“The most important thing for these people is to hear words of encouragement, of hope, of acceptance,” Torres said. “[People who are migrants] need to see that not everyone rejects them, and there are people, churches and other bodies which accompany and support them.”
Among the best practices for migration ministry that Torres recommends are to train volunteers well and to intentionally plan out the care to be provided.
Sometimes the church’s first solution might not be the best one, so there’s a learning curve. For example, Torres said, it’s important to ask refugees and migrants about their basic preferred foods, which can differ across cultures. Peruvians eat rice as a staple, while Venezuelans tend to eat beans and flour-based foods.
On top of meeting such basic needs, the Lutheran Church of Peru is looking to provide legal aid and psychosocial care for trauma. “We’re now training volunteers who want to care for the Venezuelan migrants,” Torres said. “It’s a good idea to get the church ready, not only for caring for the migrants we now have, but other migrants who might come in the future.”
“Migrants need to see that not everyone rejects them, and there are people, churches and other bodies which accompany and support them.”

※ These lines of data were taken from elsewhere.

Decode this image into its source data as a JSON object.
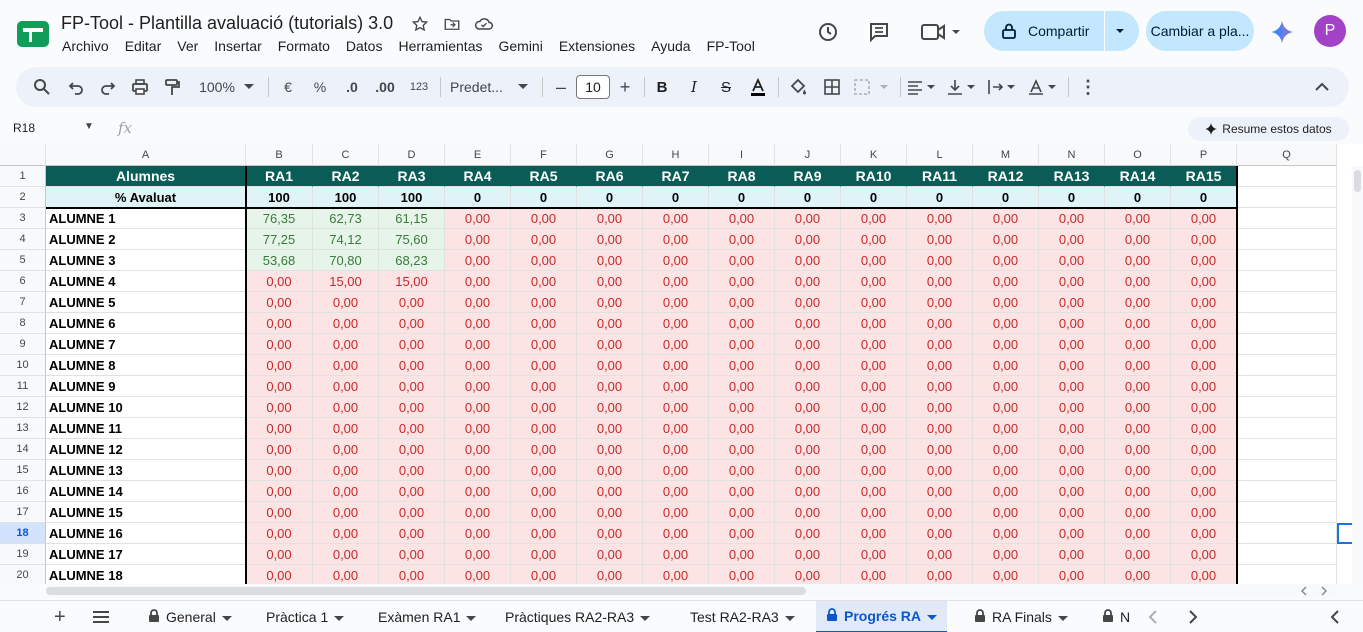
{
  "title": "FP-Tool - Plantilla avaluació (tutorials) 3.0",
  "menu": [
    "Archivo",
    "Editar",
    "Ver",
    "Insertar",
    "Formato",
    "Datos",
    "Herramientas",
    "Gemini",
    "Extensiones",
    "Ayuda",
    "FP-Tool"
  ],
  "share_label": "Compartir",
  "change_label": "Cambiar a pla...",
  "avatar_letter": "P",
  "toolbar": {
    "zoom": "100%",
    "currency": "€",
    "percent": "%",
    "dec_decrease": ".0",
    "dec_increase": ".00",
    "number_format": "123",
    "font": "Predet...",
    "font_size": "10"
  },
  "namebox": "R18",
  "fx": "fx",
  "summary_label": "Resume estos datos",
  "columns": [
    "A",
    "B",
    "C",
    "D",
    "E",
    "F",
    "G",
    "H",
    "I",
    "J",
    "K",
    "L",
    "M",
    "N",
    "O",
    "P",
    "Q"
  ],
  "header_row": [
    "Alumnes",
    "RA1",
    "RA2",
    "RA3",
    "RA4",
    "RA5",
    "RA6",
    "RA7",
    "RA8",
    "RA9",
    "RA10",
    "RA11",
    "RA12",
    "RA13",
    "RA14",
    "RA15"
  ],
  "percent_row": [
    "% Avaluat",
    "100",
    "100",
    "100",
    "0",
    "0",
    "0",
    "0",
    "0",
    "0",
    "0",
    "0",
    "0",
    "0",
    "0",
    "0"
  ],
  "students": [
    {
      "name": "ALUMNE 1",
      "values": [
        "76,35",
        "62,73",
        "61,15"
      ]
    },
    {
      "name": "ALUMNE 2",
      "values": [
        "77,25",
        "74,12",
        "75,60"
      ]
    },
    {
      "name": "ALUMNE 3",
      "values": [
        "53,68",
        "70,80",
        "68,23"
      ]
    },
    {
      "name": "ALUMNE 4",
      "values": [
        "0,00",
        "15,00",
        "15,00"
      ]
    },
    {
      "name": "ALUMNE 5",
      "values": [
        "0,00",
        "0,00",
        "0,00"
      ]
    },
    {
      "name": "ALUMNE 6",
      "values": [
        "0,00",
        "0,00",
        "0,00"
      ]
    },
    {
      "name": "ALUMNE 7",
      "values": [
        "0,00",
        "0,00",
        "0,00"
      ]
    },
    {
      "name": "ALUMNE 8",
      "values": [
        "0,00",
        "0,00",
        "0,00"
      ]
    },
    {
      "name": "ALUMNE 9",
      "values": [
        "0,00",
        "0,00",
        "0,00"
      ]
    },
    {
      "name": "ALUMNE 10",
      "values": [
        "0,00",
        "0,00",
        "0,00"
      ]
    },
    {
      "name": "ALUMNE 11",
      "values": [
        "0,00",
        "0,00",
        "0,00"
      ]
    },
    {
      "name": "ALUMNE 12",
      "values": [
        "0,00",
        "0,00",
        "0,00"
      ]
    },
    {
      "name": "ALUMNE 13",
      "values": [
        "0,00",
        "0,00",
        "0,00"
      ]
    },
    {
      "name": "ALUMNE 14",
      "values": [
        "0,00",
        "0,00",
        "0,00"
      ]
    },
    {
      "name": "ALUMNE 15",
      "values": [
        "0,00",
        "0,00",
        "0,00"
      ]
    },
    {
      "name": "ALUMNE 16",
      "values": [
        "0,00",
        "0,00",
        "0,00"
      ]
    },
    {
      "name": "ALUMNE 17",
      "values": [
        "0,00",
        "0,00",
        "0,00"
      ]
    },
    {
      "name": "ALUMNE 18",
      "values": [
        "0,00",
        "0,00",
        "0,00"
      ]
    }
  ],
  "zero_value": "0,00",
  "selected_row": 18,
  "tabs": [
    {
      "label": "General",
      "locked": true,
      "active": false
    },
    {
      "label": "Pràctica 1",
      "locked": false,
      "active": false
    },
    {
      "label": "Exàmen RA1",
      "locked": false,
      "active": false
    },
    {
      "label": "Pràctiques RA2-RA3",
      "locked": false,
      "active": false
    },
    {
      "label": "Test RA2-RA3",
      "locked": false,
      "active": false
    },
    {
      "label": "Progrés RA",
      "locked": true,
      "active": true
    },
    {
      "label": "RA Finals",
      "locked": true,
      "active": false
    },
    {
      "label": "N",
      "locked": true,
      "active": false
    }
  ],
  "colors": {
    "header_bg": "#0a5d56",
    "percent_bg": "#dff4f7",
    "good_bg": "#e6f4ea",
    "bad_bg": "#fde4e4",
    "accent": "#0b57d0"
  }
}
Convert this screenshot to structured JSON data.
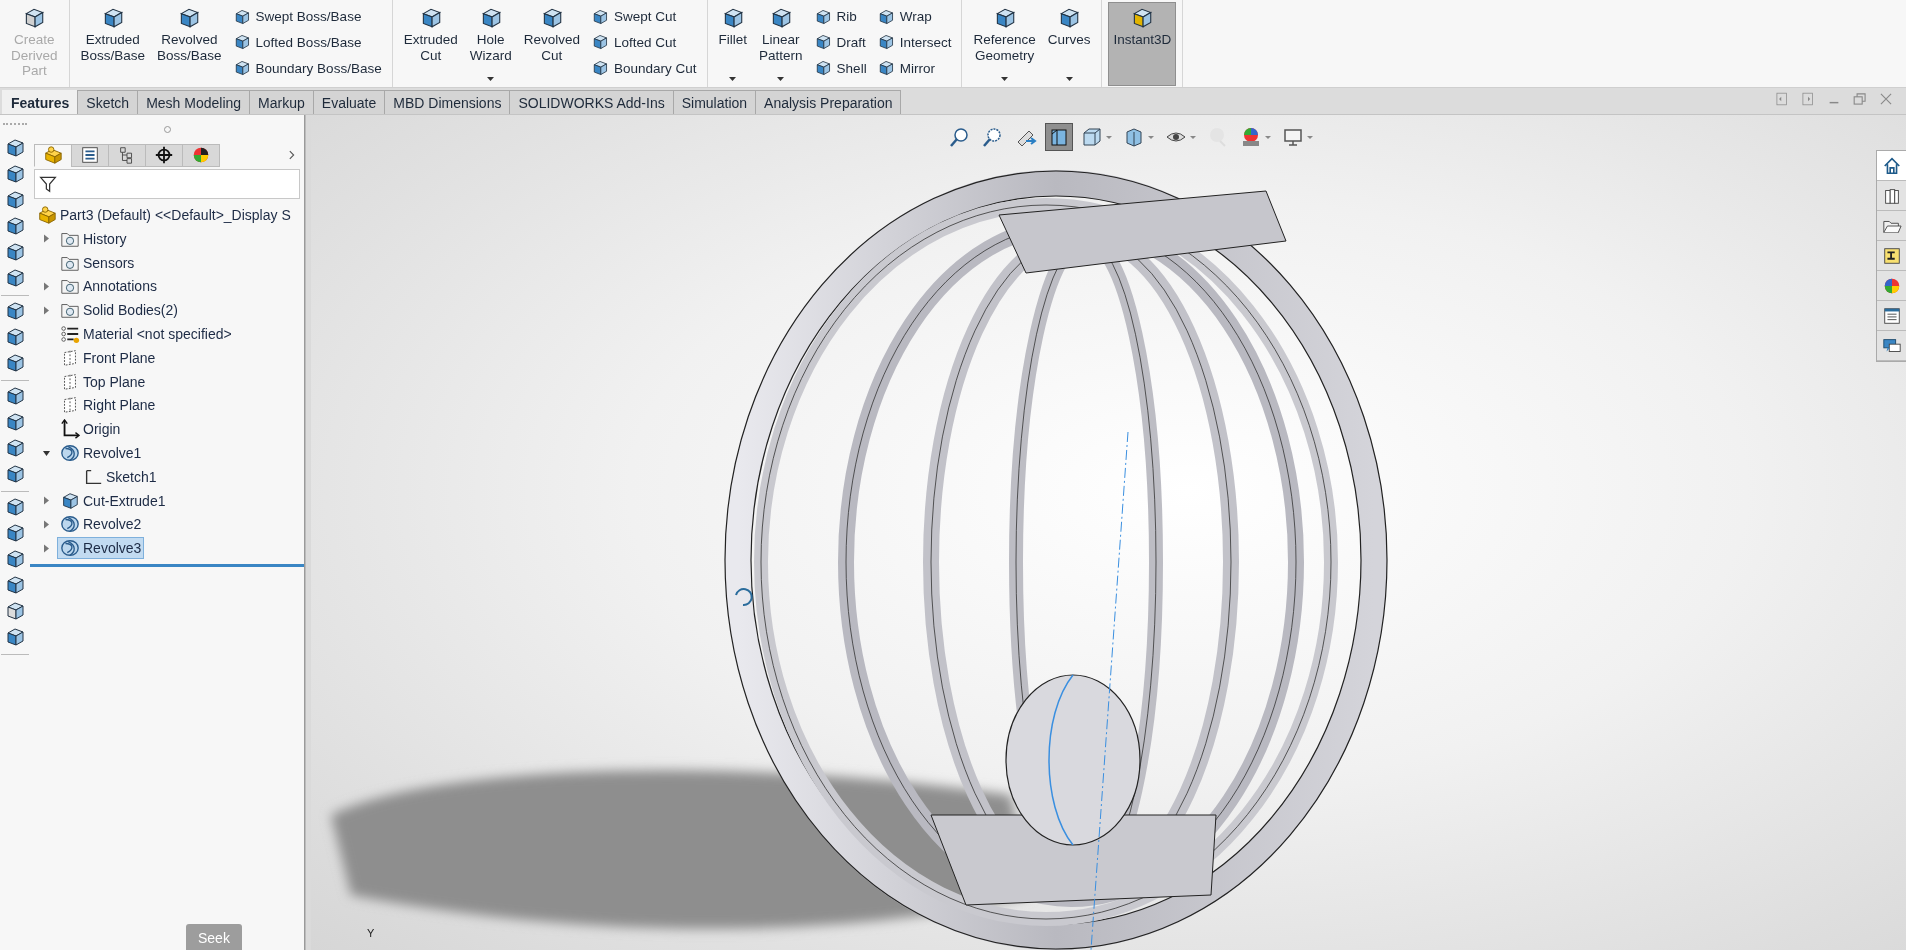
{
  "ribbon": {
    "sections": [
      {
        "items": [
          {
            "kind": "large",
            "label": "Create Derived Part",
            "disabled": true,
            "on": false,
            "dropdown": false
          }
        ]
      },
      {
        "items": [
          {
            "kind": "large",
            "label": "Extruded Boss/Base",
            "disabled": false,
            "on": false,
            "dropdown": false
          },
          {
            "kind": "large",
            "label": "Revolved Boss/Base",
            "disabled": false,
            "on": false,
            "dropdown": false
          },
          {
            "kind": "stack",
            "labels": [
              "Swept Boss/Base",
              "Lofted Boss/Base",
              "Boundary Boss/Base"
            ]
          }
        ]
      },
      {
        "items": [
          {
            "kind": "large",
            "label": "Extruded Cut",
            "disabled": false,
            "on": false,
            "dropdown": false
          },
          {
            "kind": "large",
            "label": "Hole Wizard",
            "disabled": false,
            "on": false,
            "dropdown": true
          },
          {
            "kind": "large",
            "label": "Revolved Cut",
            "disabled": false,
            "on": false,
            "dropdown": false
          },
          {
            "kind": "stack",
            "labels": [
              "Swept Cut",
              "Lofted Cut",
              "Boundary Cut"
            ]
          }
        ]
      },
      {
        "items": [
          {
            "kind": "large",
            "label": "Fillet",
            "disabled": false,
            "on": false,
            "dropdown": true
          },
          {
            "kind": "large",
            "label": "Linear Pattern",
            "disabled": false,
            "on": false,
            "dropdown": true
          },
          {
            "kind": "stack",
            "labels": [
              "Rib",
              "Draft",
              "Shell"
            ]
          },
          {
            "kind": "stack",
            "labels": [
              "Wrap",
              "Intersect",
              "Mirror"
            ]
          }
        ]
      },
      {
        "items": [
          {
            "kind": "large",
            "label": "Reference Geometry",
            "disabled": false,
            "on": false,
            "dropdown": true
          },
          {
            "kind": "large",
            "label": "Curves",
            "disabled": false,
            "on": false,
            "dropdown": true
          }
        ]
      },
      {
        "items": [
          {
            "kind": "large",
            "label": "Instant3D",
            "disabled": false,
            "on": true,
            "dropdown": false
          }
        ]
      }
    ]
  },
  "tabs": [
    {
      "label": "Features",
      "selected": true
    },
    {
      "label": "Sketch",
      "selected": false
    },
    {
      "label": "Mesh Modeling",
      "selected": false
    },
    {
      "label": "Markup",
      "selected": false
    },
    {
      "label": "Evaluate",
      "selected": false
    },
    {
      "label": "MBD Dimensions",
      "selected": false
    },
    {
      "label": "SOLIDWORKS Add-Ins",
      "selected": false
    },
    {
      "label": "Simulation",
      "selected": false
    },
    {
      "label": "Analysis Preparation",
      "selected": false
    }
  ],
  "left_strip": [
    [
      {
        "disabled": false
      },
      {
        "disabled": false
      },
      {
        "disabled": false
      },
      {
        "disabled": false
      },
      {
        "disabled": false
      },
      {
        "disabled": false
      }
    ],
    [
      {
        "disabled": false
      },
      {
        "disabled": false
      },
      {
        "disabled": false
      }
    ],
    [
      {
        "disabled": false
      },
      {
        "disabled": false
      },
      {
        "disabled": false
      },
      {
        "disabled": false
      }
    ],
    [
      {
        "disabled": false
      },
      {
        "disabled": false
      },
      {
        "disabled": false
      },
      {
        "disabled": false
      },
      {
        "disabled": true
      },
      {
        "disabled": false
      }
    ]
  ],
  "panel_tabs": [
    {
      "selected": true
    },
    {
      "selected": false
    },
    {
      "selected": false
    },
    {
      "selected": false
    },
    {
      "selected": false
    }
  ],
  "feature_tree": {
    "root": {
      "label": "Part3 (Default) <<Default>_Display S",
      "kind": "part"
    },
    "items": [
      {
        "label": "History",
        "kind": "folder",
        "expanded": false,
        "selected": false
      },
      {
        "label": "Sensors",
        "kind": "folder",
        "selected": false
      },
      {
        "label": "Annotations",
        "kind": "folder",
        "expanded": false,
        "selected": false
      },
      {
        "label": "Solid Bodies(2)",
        "kind": "folder",
        "expanded": false,
        "selected": false
      },
      {
        "label": "Material <not specified>",
        "kind": "material",
        "selected": false
      },
      {
        "label": "Front Plane",
        "kind": "plane",
        "selected": false
      },
      {
        "label": "Top Plane",
        "kind": "plane",
        "selected": false
      },
      {
        "label": "Right Plane",
        "kind": "plane",
        "selected": false
      },
      {
        "label": "Origin",
        "kind": "origin",
        "selected": false
      },
      {
        "label": "Revolve1",
        "kind": "revolve",
        "expanded": true,
        "selected": false,
        "children": [
          {
            "label": "Sketch1",
            "kind": "sketch",
            "selected": false
          }
        ]
      },
      {
        "label": "Cut-Extrude1",
        "kind": "cut",
        "expanded": false,
        "selected": false
      },
      {
        "label": "Revolve2",
        "kind": "revolve",
        "expanded": false,
        "selected": false
      },
      {
        "label": "Revolve3",
        "kind": "revolve",
        "expanded": false,
        "selected": true
      }
    ]
  },
  "seek_button": "Seek",
  "view_toolbar": [
    {
      "selected": false,
      "dropdown": false
    },
    {
      "selected": false,
      "dropdown": false
    },
    {
      "selected": false,
      "dropdown": false
    },
    {
      "selected": true,
      "dropdown": false
    },
    {
      "selected": false,
      "dropdown": true
    },
    {
      "selected": false,
      "dropdown": true
    },
    {
      "selected": false,
      "dropdown": true
    },
    {
      "selected": false,
      "dropdown": false
    },
    {
      "selected": false,
      "dropdown": true
    },
    {
      "selected": false,
      "dropdown": true
    }
  ],
  "task_pane": [
    {
      "selected": true
    },
    {
      "selected": false
    },
    {
      "selected": false
    },
    {
      "selected": false
    },
    {
      "selected": false
    },
    {
      "selected": false
    },
    {
      "selected": false
    }
  ],
  "triad_label": "Y"
}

Meanwhile, Hernández Miranda emphasized the importance of involving Venezuelans at the forefront of migrant care centers. He described these Venezuelan leaders, who have stepped up to offer their gifts and knowledge to the migration ministry, as a blessing to the Evangelical Lutheran Church of Colombia.

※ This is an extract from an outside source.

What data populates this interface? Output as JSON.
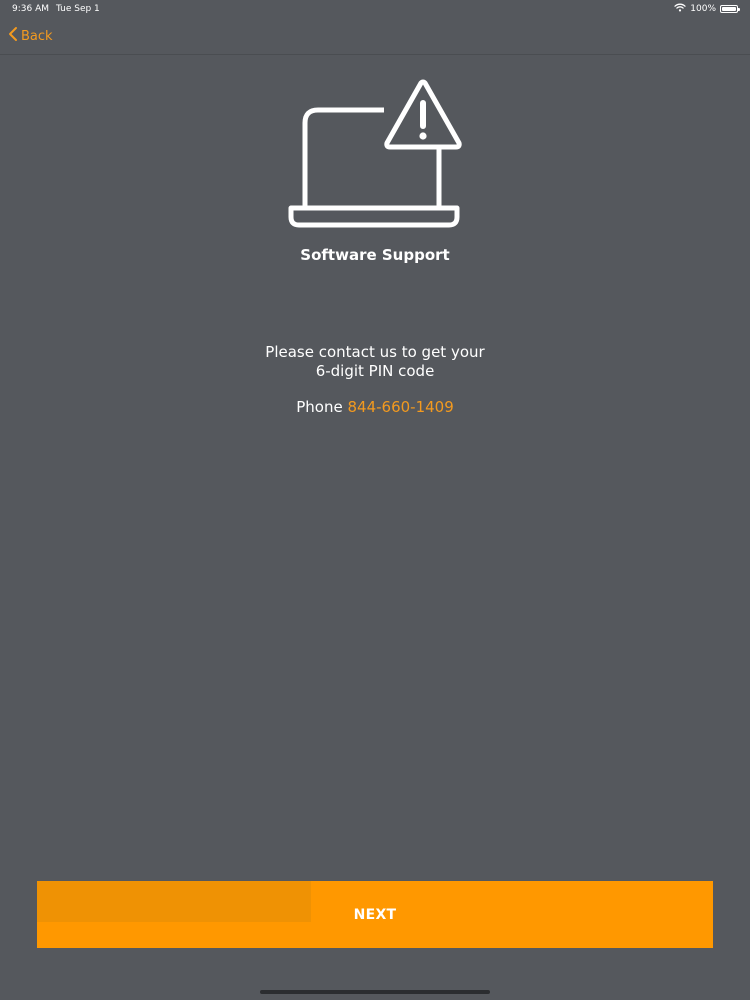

“Venezuelans feel more comfortable when they come to the center and are received by a person from their own country who knows their situation, went through the same migration process, made the same long walk and arrived to an unfamiliar place,” he said.
The Costa Rican Lutheran Church makes sure to look out for the most vulnerable people, including women with children and transgender people, and to prioritize their care. The key, Quesada Mora said, is “being able to discern when a person, or a human being, is a potential victim of intersecting forms of discrimination,” which may put them at a higher risk.
Quesada Mora noted that the church has an “evangelical mandate” to care for people who have been marginalized and excluded from society, while Torres added that the Bible calls the church to provide shelter to foreigners.
“Our mission is to serve, to always be close to our neighbor, especially the most needy,” Torres said. “We need to be there, accompanying them. That’s our mission, to share God’s love with those who need it most.”
Former ELCA Missionary Katie Kline assisted with reporting for this article.